**Task item:**
What lines in the records below contain the string "Options"? Copy every one.

**Working data:**
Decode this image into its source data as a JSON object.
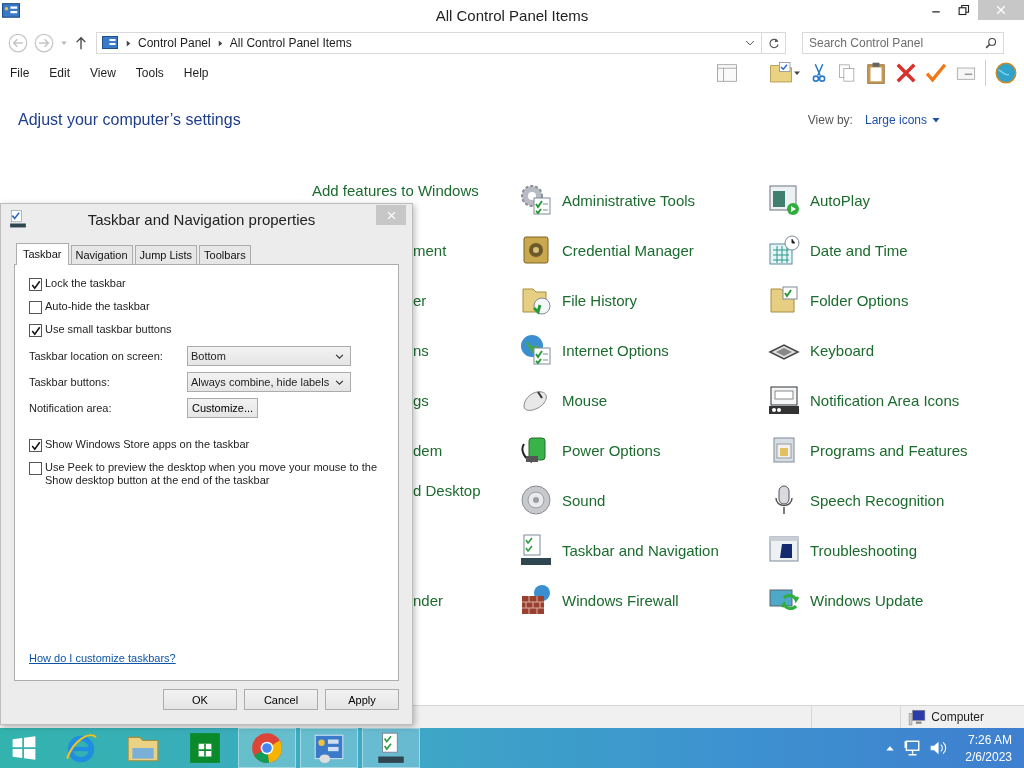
{
  "window": {
    "title": "All Control Panel Items"
  },
  "address_bar": {
    "breadcrumbs": [
      "Control Panel",
      "All Control Panel Items"
    ]
  },
  "search": {
    "placeholder": "Search Control Panel"
  },
  "menu": [
    "File",
    "Edit",
    "View",
    "Tools",
    "Help"
  ],
  "header": {
    "title": "Adjust your computer’s settings",
    "view_by_label": "View by:",
    "view_by_value": "Large icons"
  },
  "rows": [
    {
      "column_2": {
        "label": "Add features to Windows",
        "kind": "text",
        "wrapped": true
      },
      "column_3": {
        "label": "Administrative Tools",
        "kind": "full",
        "wrapped": false
      },
      "column_4": {
        "label": "AutoPlay",
        "kind": "full",
        "wrapped": false
      }
    },
    {
      "column_2": {
        "label": "ment",
        "kind": "partial",
        "wrapped": false
      },
      "column_3": {
        "label": "Credential Manager",
        "kind": "full",
        "wrapped": false
      },
      "column_4": {
        "label": "Date and Time",
        "kind": "full",
        "wrapped": false
      }
    },
    {
      "column_2": {
        "label": "er",
        "kind": "partial",
        "wrapped": false
      },
      "column_3": {
        "label": "File History",
        "kind": "full",
        "wrapped": false
      },
      "column_4": {
        "label": "Folder Options",
        "kind": "full",
        "wrapped": false
      }
    },
    {
      "column_2": {
        "label": "ns",
        "kind": "partial",
        "wrapped": false
      },
      "column_3": {
        "label": "Internet Options",
        "kind": "full",
        "wrapped": false
      },
      "column_4": {
        "label": "Keyboard",
        "kind": "full",
        "wrapped": false
      }
    },
    {
      "column_2": {
        "label": "gs",
        "kind": "partial",
        "wrapped": false
      },
      "column_3": {
        "label": "Mouse",
        "kind": "full",
        "wrapped": false
      },
      "column_4": {
        "label": "Notification Area Icons",
        "kind": "full",
        "wrapped": false
      }
    },
    {
      "column_2": {
        "label": "dem",
        "kind": "partial",
        "wrapped": false
      },
      "column_3": {
        "label": "Power Options",
        "kind": "full",
        "wrapped": false
      },
      "column_4": {
        "label": "Programs and Features",
        "kind": "full",
        "wrapped": false
      }
    },
    {
      "column_2": {
        "label": "d Desktop",
        "kind": "partial",
        "wrapped": true
      },
      "column_3": {
        "label": "Sound",
        "kind": "full",
        "wrapped": false
      },
      "column_4": {
        "label": "Speech Recognition",
        "kind": "full",
        "wrapped": false
      }
    },
    {
      "column_3": {
        "label": "Taskbar and Navigation",
        "kind": "full",
        "wrapped": false
      },
      "column_4": {
        "label": "Troubleshooting",
        "kind": "full",
        "wrapped": false
      }
    },
    {
      "column_2": {
        "label": "nder",
        "kind": "partial",
        "wrapped": false
      },
      "column_3": {
        "label": "Windows Firewall",
        "kind": "full",
        "wrapped": false
      },
      "column_4": {
        "label": "Windows Update",
        "kind": "full",
        "wrapped": false
      }
    }
  ],
  "status_bar": {
    "location": "Computer"
  },
  "dialog": {
    "title": "Taskbar and Navigation properties",
    "tabs": [
      {
        "label": "Taskbar",
        "selected": true
      },
      {
        "label": "Navigation",
        "selected": false
      },
      {
        "label": "Jump Lists",
        "selected": false
      },
      {
        "label": "Toolbars",
        "selected": false
      }
    ],
    "items": [
      {
        "kind": "checkbox",
        "label": "Lock the taskbar",
        "checked": true
      },
      {
        "kind": "checkbox",
        "label": "Auto-hide the taskbar",
        "checked": false
      },
      {
        "kind": "checkbox",
        "label": "Use small taskbar buttons",
        "checked": true
      },
      {
        "kind": "dropdown",
        "label": "Taskbar location on screen:",
        "value": "Bottom"
      },
      {
        "kind": "dropdown",
        "label": "Taskbar buttons:",
        "value": "Always combine, hide labels"
      },
      {
        "kind": "button",
        "label": "Notification area:",
        "value": "Customize..."
      },
      {
        "kind": "checkbox",
        "label": "Show Windows Store apps on the taskbar",
        "checked": true
      },
      {
        "kind": "checkbox",
        "label": "Use Peek to preview the desktop when you move your mouse to the Show desktop button at the end of the taskbar",
        "checked": false
      }
    ],
    "help_link": "How do I customize taskbars?",
    "buttons": [
      "OK",
      "Cancel",
      "Apply"
    ]
  },
  "taskbar": {
    "apps": [
      {
        "running": false
      },
      {
        "running": false
      },
      {
        "running": false
      },
      {
        "running": true
      },
      {
        "running": true
      },
      {
        "running": true
      }
    ],
    "time": "7:26 AM",
    "date": "2/6/2023"
  }
}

**Response below:**
        "label": "Folder Options",
        "label": "Internet Options",
        "label": "Power Options",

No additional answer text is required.